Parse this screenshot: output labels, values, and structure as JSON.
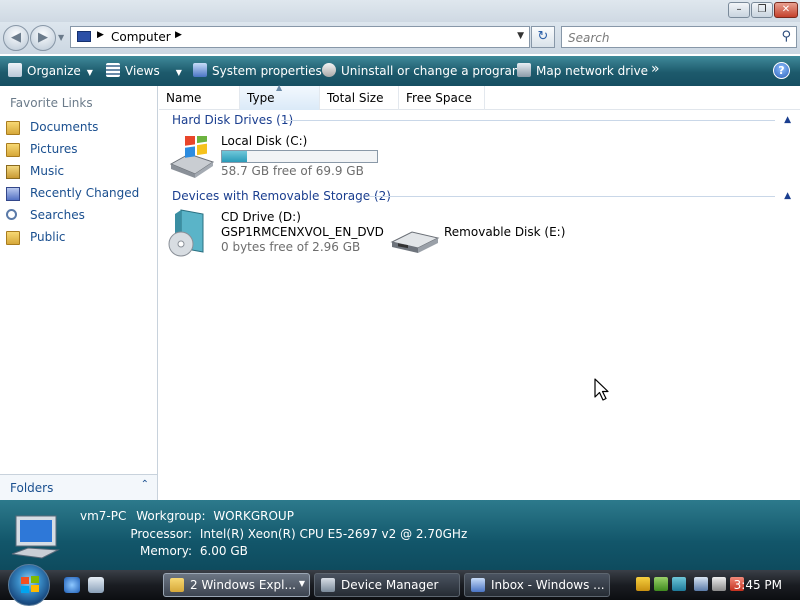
{
  "window": {
    "minimize_glyph": "–",
    "maximize_glyph": "❐",
    "close_glyph": "✕"
  },
  "address": {
    "back_glyph": "◀",
    "forward_glyph": "▶",
    "separator_glyph": "▶",
    "location": "Computer",
    "dropdown_glyph": "▼",
    "refresh_glyph": "↻",
    "search_placeholder": "Search",
    "search_glyph": "⚲"
  },
  "commands": {
    "organize": "Organize",
    "views": "Views",
    "system_properties": "System properties",
    "uninstall": "Uninstall or change a program",
    "map_drive": "Map network drive",
    "more": "»",
    "help": "?"
  },
  "nav": {
    "favorite_links_title": "Favorite Links",
    "items": [
      {
        "label": "Documents",
        "icon": "documents-folder-icon"
      },
      {
        "label": "Pictures",
        "icon": "pictures-folder-icon"
      },
      {
        "label": "Music",
        "icon": "music-folder-icon"
      },
      {
        "label": "Recently Changed",
        "icon": "recently-changed-icon"
      },
      {
        "label": "Searches",
        "icon": "searches-icon"
      },
      {
        "label": "Public",
        "icon": "public-folder-icon"
      }
    ],
    "folders_label": "Folders",
    "folders_chevron": "⌃"
  },
  "columns": [
    "Name",
    "Type",
    "Total Size",
    "Free Space"
  ],
  "groups": {
    "hard_disk": {
      "title": "Hard Disk Drives (1)",
      "chevron": "▲",
      "drives": [
        {
          "name": "Local Disk (C:)",
          "free_text": "58.7 GB free of 69.9 GB",
          "used_fraction": 0.16
        }
      ]
    },
    "removable": {
      "title": "Devices with Removable Storage (2)",
      "chevron": "▲",
      "cd": {
        "name": "CD Drive (D:)",
        "label": "GSP1RMCENXVOL_EN_DVD",
        "free_text": "0 bytes free of 2.96 GB"
      },
      "removable": {
        "name": "Removable Disk (E:)"
      }
    }
  },
  "details": {
    "computer_name": "vm7-PC",
    "workgroup_label": "Workgroup:",
    "workgroup_value": "WORKGROUP",
    "processor_label": "Processor:",
    "processor_value": "Intel(R) Xeon(R) CPU E5-2697 v2 @ 2.70GHz",
    "memory_label": "Memory:",
    "memory_value": "6.00 GB"
  },
  "taskbar": {
    "buttons": [
      {
        "label": "2 Windows Expl...",
        "active": true
      },
      {
        "label": "Device Manager",
        "active": false
      },
      {
        "label": "Inbox - Windows ...",
        "active": false
      }
    ],
    "dropdown_glyph": "▼",
    "clock": "3:45 PM"
  }
}
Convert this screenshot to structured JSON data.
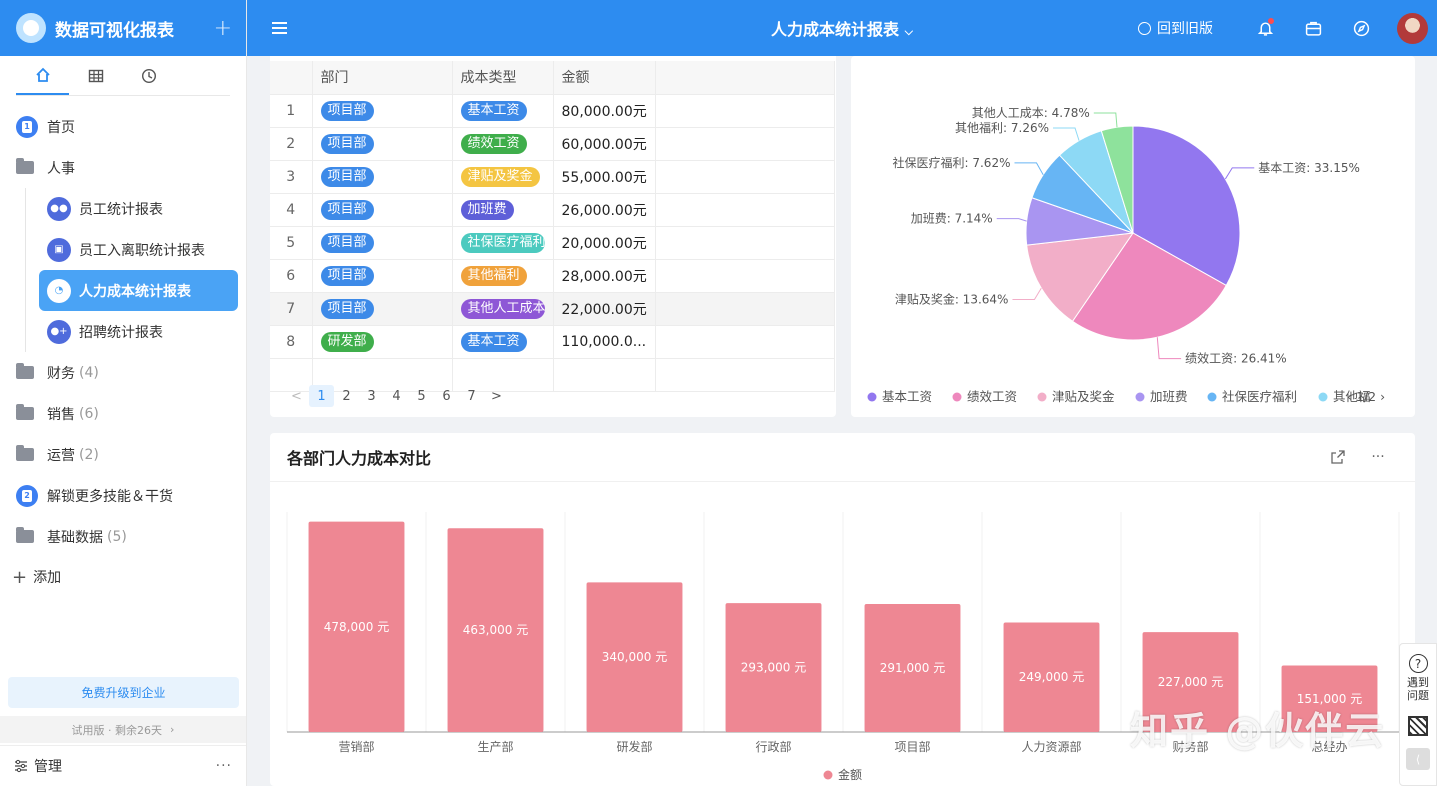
{
  "app": {
    "title": "数据可视化报表",
    "add_label": "+"
  },
  "sidebar": {
    "tabs": [
      {
        "icon": "home-icon"
      },
      {
        "icon": "table-icon"
      },
      {
        "icon": "clock-icon"
      }
    ],
    "items": [
      {
        "label": "首页",
        "type": "badge",
        "badge": "1"
      },
      {
        "label": "人事",
        "type": "folder-open"
      },
      {
        "label": "财务",
        "type": "folder",
        "count": "(4)"
      },
      {
        "label": "销售",
        "type": "folder",
        "count": "(6)"
      },
      {
        "label": "运营",
        "type": "folder",
        "count": "(2)"
      },
      {
        "label": "解锁更多技能＆干货",
        "type": "badge",
        "badge": "2"
      },
      {
        "label": "基础数据",
        "type": "folder",
        "count": "(5)"
      }
    ],
    "sub_items": [
      {
        "label": "员工统计报表"
      },
      {
        "label": "员工入离职统计报表"
      },
      {
        "label": "人力成本统计报表",
        "active": true
      },
      {
        "label": "招聘统计报表"
      }
    ],
    "add_label": "添加",
    "upgrade_label": "免费升级到企业",
    "trial_label": "试用版 · 剩余26天",
    "manage_label": "管理",
    "manage_more": "···"
  },
  "header": {
    "title": "人力成本统计报表",
    "back_label": "回到旧版"
  },
  "table": {
    "columns": [
      "",
      "部门",
      "成本类型",
      "金额"
    ],
    "rows": [
      {
        "idx": "1",
        "dept": "项目部",
        "dept_color": "#3d8ae8",
        "type": "基本工资",
        "type_color": "#3d8ae8",
        "amount": "80,000.00元"
      },
      {
        "idx": "2",
        "dept": "项目部",
        "dept_color": "#3d8ae8",
        "type": "绩效工资",
        "type_color": "#3fae4b",
        "amount": "60,000.00元"
      },
      {
        "idx": "3",
        "dept": "项目部",
        "dept_color": "#3d8ae8",
        "type": "津贴及奖金",
        "type_color": "#f4c542",
        "amount": "55,000.00元"
      },
      {
        "idx": "4",
        "dept": "项目部",
        "dept_color": "#3d8ae8",
        "type": "加班费",
        "type_color": "#5e5fd8",
        "amount": "26,000.00元"
      },
      {
        "idx": "5",
        "dept": "项目部",
        "dept_color": "#3d8ae8",
        "type": "社保医疗福利",
        "type_color": "#4ccabf",
        "amount": "20,000.00元"
      },
      {
        "idx": "6",
        "dept": "项目部",
        "dept_color": "#3d8ae8",
        "type": "其他福利",
        "type_color": "#f0a23b",
        "amount": "28,000.00元"
      },
      {
        "idx": "7",
        "dept": "项目部",
        "dept_color": "#3d8ae8",
        "type": "其他人工成本",
        "type_color": "#8e57d6",
        "amount": "22,000.00元"
      },
      {
        "idx": "8",
        "dept": "研发部",
        "dept_color": "#3fae4b",
        "type": "基本工资",
        "type_color": "#3d8ae8",
        "amount": "110,000.0..."
      }
    ],
    "pager": {
      "prev": "<",
      "pages": [
        "1",
        "2",
        "3",
        "4",
        "5",
        "6",
        "7"
      ],
      "current": "1",
      "next": ">"
    }
  },
  "chart_data": [
    {
      "type": "pie",
      "slices": [
        {
          "name": "基本工资",
          "value": 33.15,
          "label": "基本工资: 33.15%",
          "color": "#9277ef"
        },
        {
          "name": "绩效工资",
          "value": 26.41,
          "label": "绩效工资: 26.41%",
          "color": "#ee88bd"
        },
        {
          "name": "津贴及奖金",
          "value": 13.64,
          "label": "津贴及奖金: 13.64%",
          "color": "#f2aec8"
        },
        {
          "name": "加班费",
          "value": 7.14,
          "label": "加班费: 7.14%",
          "color": "#a995f1"
        },
        {
          "name": "社保医疗福利",
          "value": 7.62,
          "label": "社保医疗福利: 7.62%",
          "color": "#67b5f4"
        },
        {
          "name": "其他福利",
          "value": 7.26,
          "label": "其他福利: 7.26%",
          "color": "#8dd9f5"
        },
        {
          "name": "其他人工成本",
          "value": 4.78,
          "label": "其他人工成本: 4.78%",
          "color": "#8ee29c"
        }
      ],
      "legend": [
        "基本工资",
        "绩效工资",
        "津贴及奖金",
        "加班费",
        "社保医疗福利",
        "其他福"
      ],
      "legend_page": "1/2",
      "legend_placement": "bottom"
    },
    {
      "type": "bar",
      "title": "各部门人力成本对比",
      "categories": [
        "营销部",
        "生产部",
        "研发部",
        "行政部",
        "项目部",
        "人力资源部",
        "财务部",
        "总经办"
      ],
      "series": [
        {
          "name": "金额",
          "values": [
            478000,
            463000,
            340000,
            293000,
            291000,
            249000,
            227000,
            151000
          ],
          "color": "#ee8793"
        }
      ],
      "data_labels": [
        "478,000 元",
        "463,000 元",
        "340,000 元",
        "293,000 元",
        "291,000 元",
        "249,000 元",
        "227,000 元",
        "151,000 元"
      ],
      "ylim": [
        0,
        500000
      ],
      "legend_placement": "bottom",
      "grid": true
    }
  ],
  "float": {
    "help_label_1": "遇到",
    "help_label_2": "问题",
    "q_mark": "?",
    "collapse": "⟨"
  },
  "watermark": "知乎 @伙伴云"
}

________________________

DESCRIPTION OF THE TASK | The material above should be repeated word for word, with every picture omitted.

EXERCISE ANSWER |
Parse this screenshot: output labels, values, and structure as JSON.
{
  "window": {
    "minimize_glyph": "–",
    "maximize_glyph": "❐",
    "close_glyph": "✕"
  },
  "address": {
    "back_glyph": "◀",
    "forward_glyph": "▶",
    "separator_glyph": "▶",
    "location": "Computer",
    "dropdown_glyph": "▼",
    "refresh_glyph": "↻",
    "search_placeholder": "Search",
    "search_glyph": "⚲"
  },
  "commands": {
    "organize": "Organize",
    "views": "Views",
    "system_properties": "System properties",
    "uninstall": "Uninstall or change a program",
    "map_drive": "Map network drive",
    "more": "»",
    "help": "?"
  },
  "nav": {
    "favorite_links_title": "Favorite Links",
    "items": [
      {
        "label": "Documents",
        "icon": "documents-folder-icon"
      },
      {
        "label": "Pictures",
        "icon": "pictures-folder-icon"
      },
      {
        "label": "Music",
        "icon": "music-folder-icon"
      },
      {
        "label": "Recently Changed",
        "icon": "recently-changed-icon"
      },
      {
        "label": "Searches",
        "icon": "searches-icon"
      },
      {
        "label": "Public",
        "icon": "public-folder-icon"
      }
    ],
    "folders_label": "Folders",
    "folders_chevron": "⌃"
  },
  "columns": [
    "Name",
    "Type",
    "Total Size",
    "Free Space"
  ],
  "groups": {
    "hard_disk": {
      "title": "Hard Disk Drives (1)",
      "chevron": "▲",
      "drives": [
        {
          "name": "Local Disk (C:)",
          "free_text": "58.7 GB free of 69.9 GB",
          "used_fraction": 0.16
        }
      ]
    },
    "removable": {
      "title": "Devices with Removable Storage (2)",
      "chevron": "▲",
      "cd": {
        "name": "CD Drive (D:)",
        "label": "GSP1RMCENXVOL_EN_DVD",
        "free_text": "0 bytes free of 2.96 GB"
      },
      "removable": {
        "name": "Removable Disk (E:)"
      }
    }
  },
  "details": {
    "computer_name": "vm7-PC",
    "workgroup_label": "Workgroup:",
    "workgroup_value": "WORKGROUP",
    "processor_label": "Processor:",
    "processor_value": "Intel(R) Xeon(R) CPU E5-2697 v2 @ 2.70GHz",
    "memory_label": "Memory:",
    "memory_value": "6.00 GB"
  },
  "taskbar": {
    "buttons": [
      {
        "label": "2 Windows Expl...",
        "active": true
      },
      {
        "label": "Device Manager",
        "active": false
      },
      {
        "label": "Inbox - Windows ...",
        "active": false
      }
    ],
    "dropdown_glyph": "▼",
    "clock": "3:45 PM"
  }
}
Convert this screenshot to structured JSON data.
{
  "app": {
    "title": "数据可视化报表",
    "add_label": "+"
  },
  "sidebar": {
    "tabs": [
      {
        "icon": "home-icon"
      },
      {
        "icon": "table-icon"
      },
      {
        "icon": "clock-icon"
      }
    ],
    "items": [
      {
        "label": "首页",
        "type": "badge",
        "badge": "1"
      },
      {
        "label": "人事",
        "type": "folder-open"
      },
      {
        "label": "财务",
        "type": "folder",
        "count": "(4)"
      },
      {
        "label": "销售",
        "type": "folder",
        "count": "(6)"
      },
      {
        "label": "运营",
        "type": "folder",
        "count": "(2)"
      },
      {
        "label": "解锁更多技能＆干货",
        "type": "badge",
        "badge": "2"
      },
      {
        "label": "基础数据",
        "type": "folder",
        "count": "(5)"
      }
    ],
    "sub_items": [
      {
        "label": "员工统计报表"
      },
      {
        "label": "员工入离职统计报表"
      },
      {
        "label": "人力成本统计报表",
        "active": true
      },
      {
        "label": "招聘统计报表"
      }
    ],
    "add_label": "添加",
    "upgrade_label": "免费升级到企业",
    "trial_label": "试用版 · 剩余26天",
    "manage_label": "管理",
    "manage_more": "···"
  },
  "header": {
    "title": "人力成本统计报表",
    "back_label": "回到旧版"
  },
  "table": {
    "columns": [
      "",
      "部门",
      "成本类型",
      "金额"
    ],
    "rows": [
      {
        "idx": "1",
        "dept": "项目部",
        "dept_color": "#3d8ae8",
        "type": "基本工资",
        "type_color": "#3d8ae8",
        "amount": "80,000.00元"
      },
      {
        "idx": "2",
        "dept": "项目部",
        "dept_color": "#3d8ae8",
        "type": "绩效工资",
        "type_color": "#3fae4b",
        "amount": "60,000.00元"
      },
      {
        "idx": "3",
        "dept": "项目部",
        "dept_color": "#3d8ae8",
        "type": "津贴及奖金",
        "type_color": "#f4c542",
        "amount": "55,000.00元"
      },
      {
        "idx": "4",
        "dept": "项目部",
        "dept_color": "#3d8ae8",
        "type": "加班费",
        "type_color": "#5e5fd8",
        "amount": "26,000.00元"
      },
      {
        "idx": "5",
        "dept": "项目部",
        "dept_color": "#3d8ae8",
        "type": "社保医疗福利",
        "type_color": "#4ccabf",
        "amount": "20,000.00元"
      },
      {
        "idx": "6",
        "dept": "项目部",
        "dept_color": "#3d8ae8",
        "type": "其他福利",
        "type_color": "#f0a23b",
        "amount": "28,000.00元"
      },
      {
        "idx": "7",
        "dept": "项目部",
        "dept_color": "#3d8ae8",
        "type": "其他人工成本",
        "type_color": "#8e57d6",
        "amount": "22,000.00元"
      },
      {
        "idx": "8",
        "dept": "研发部",
        "dept_color": "#3fae4b",
        "type": "基本工资",
        "type_color": "#3d8ae8",
        "amount": "110,000.0..."
      }
    ],
    "pager": {
      "prev": "<",
      "pages": [
        "1",
        "2",
        "3",
        "4",
        "5",
        "6",
        "7"
      ],
      "current": "1",
      "next": ">"
    }
  },
  "chart_data": [
    {
      "type": "pie",
      "slices": [
        {
          "name": "基本工资",
          "value": 33.15,
          "label": "基本工资: 33.15%",
          "color": "#9277ef"
        },
        {
          "name": "绩效工资",
          "value": 26.41,
          "label": "绩效工资: 26.41%",
          "color": "#ee88bd"
        },
        {
          "name": "津贴及奖金",
          "value": 13.64,
          "label": "津贴及奖金: 13.64%",
          "color": "#f2aec8"
        },
        {
          "name": "加班费",
          "value": 7.14,
          "label": "加班费: 7.14%",
          "color": "#a995f1"
        },
        {
          "name": "社保医疗福利",
          "value": 7.62,
          "label": "社保医疗福利: 7.62%",
          "color": "#67b5f4"
        },
        {
          "name": "其他福利",
          "value": 7.26,
          "label": "其他福利: 7.26%",
          "color": "#8dd9f5"
        },
        {
          "name": "其他人工成本",
          "value": 4.78,
          "label": "其他人工成本: 4.78%",
          "color": "#8ee29c"
        }
      ],
      "legend": [
        "基本工资",
        "绩效工资",
        "津贴及奖金",
        "加班费",
        "社保医疗福利",
        "其他福"
      ],
      "legend_page": "1/2",
      "legend_placement": "bottom"
    },
    {
      "type": "bar",
      "title": "各部门人力成本对比",
      "categories": [
        "营销部",
        "生产部",
        "研发部",
        "行政部",
        "项目部",
        "人力资源部",
        "财务部",
        "总经办"
      ],
      "series": [
        {
          "name": "金额",
          "values": [
            478000,
            463000,
            340000,
            293000,
            291000,
            249000,
            227000,
            151000
          ],
          "color": "#ee8793"
        }
      ],
      "data_labels": [
        "478,000 元",
        "463,000 元",
        "340,000 元",
        "293,000 元",
        "291,000 元",
        "249,000 元",
        "227,000 元",
        "151,000 元"
      ],
      "ylim": [
        0,
        500000
      ],
      "legend_placement": "bottom",
      "grid": true
    }
  ],
  "float": {
    "help_label_1": "遇到",
    "help_label_2": "问题",
    "q_mark": "?",
    "collapse": "⟨"
  },
  "watermark": "知乎 @伙伴云"
}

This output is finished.